Segment Open

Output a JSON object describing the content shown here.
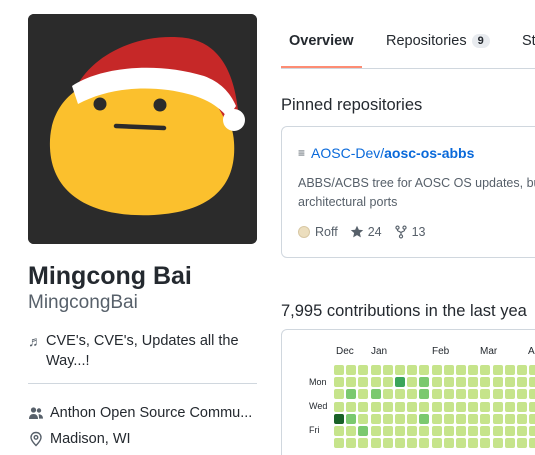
{
  "profile": {
    "fullname": "Mingcong Bai",
    "username": "MingcongBai",
    "bio": "CVE's, CVE's, Updates all the Way...!",
    "organization": "Anthon Open Source Commu...",
    "location": "Madison, WI"
  },
  "tabs": [
    {
      "label": "Overview",
      "active": true
    },
    {
      "label": "Repositories",
      "count": "9"
    },
    {
      "label": "St"
    }
  ],
  "pinned": {
    "title": "Pinned repositories",
    "repo": {
      "owner": "AOSC-Dev/",
      "name": "aosc-os-abbs",
      "description_line1": "ABBS/ACBS tree for AOSC OS updates, bui",
      "description_line2": "architectural ports",
      "language": "Roff",
      "language_color": "#ecdebe",
      "stars": "24",
      "forks": "13"
    }
  },
  "contributions": {
    "title": "7,995 contributions in the last yea",
    "months": [
      "Dec",
      "Jan",
      "Feb",
      "Mar",
      "A"
    ],
    "days": [
      "Mon",
      "Wed",
      "Fri"
    ],
    "levels": [
      [
        1,
        1,
        1,
        1,
        1,
        1,
        1,
        1,
        1,
        1,
        1,
        1,
        1,
        1,
        1,
        1,
        1
      ],
      [
        1,
        1,
        1,
        1,
        1,
        3,
        1,
        2,
        1,
        1,
        1,
        1,
        1,
        1,
        1,
        1,
        1
      ],
      [
        1,
        2,
        1,
        2,
        1,
        1,
        1,
        2,
        1,
        1,
        1,
        1,
        1,
        1,
        1,
        1,
        1
      ],
      [
        1,
        1,
        1,
        1,
        1,
        1,
        1,
        1,
        1,
        1,
        1,
        1,
        1,
        1,
        1,
        1,
        1
      ],
      [
        4,
        2,
        1,
        1,
        1,
        1,
        1,
        2,
        1,
        1,
        1,
        1,
        1,
        1,
        1,
        1,
        1
      ],
      [
        1,
        1,
        2,
        1,
        1,
        1,
        1,
        1,
        1,
        1,
        1,
        1,
        1,
        1,
        1,
        1,
        1
      ],
      [
        1,
        1,
        1,
        1,
        1,
        1,
        1,
        1,
        1,
        1,
        1,
        1,
        1,
        1,
        1,
        1,
        1
      ]
    ],
    "level_colors": [
      "#ebedf0",
      "#c6e48b",
      "#7bc96f",
      "#3ca55a",
      "#196127"
    ]
  },
  "icons": {
    "bio": "music-note-icon",
    "organization": "people-icon",
    "location": "location-pin-icon",
    "repo": "repo-icon",
    "star": "star-icon",
    "fork": "fork-icon"
  }
}
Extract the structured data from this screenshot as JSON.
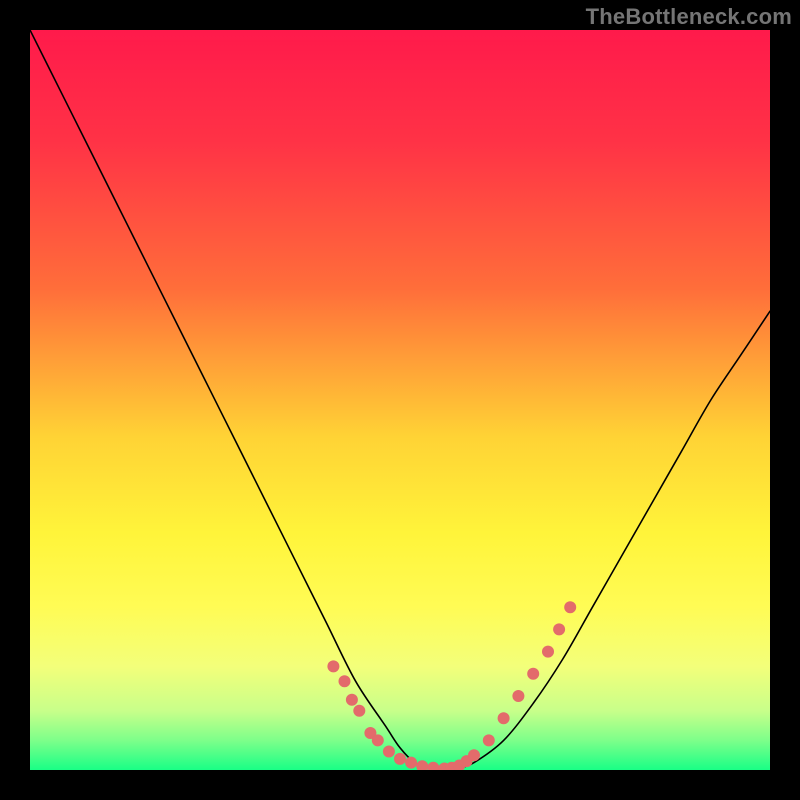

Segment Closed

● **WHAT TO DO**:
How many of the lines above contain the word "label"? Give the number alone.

● **ANSWER SECTION**:
3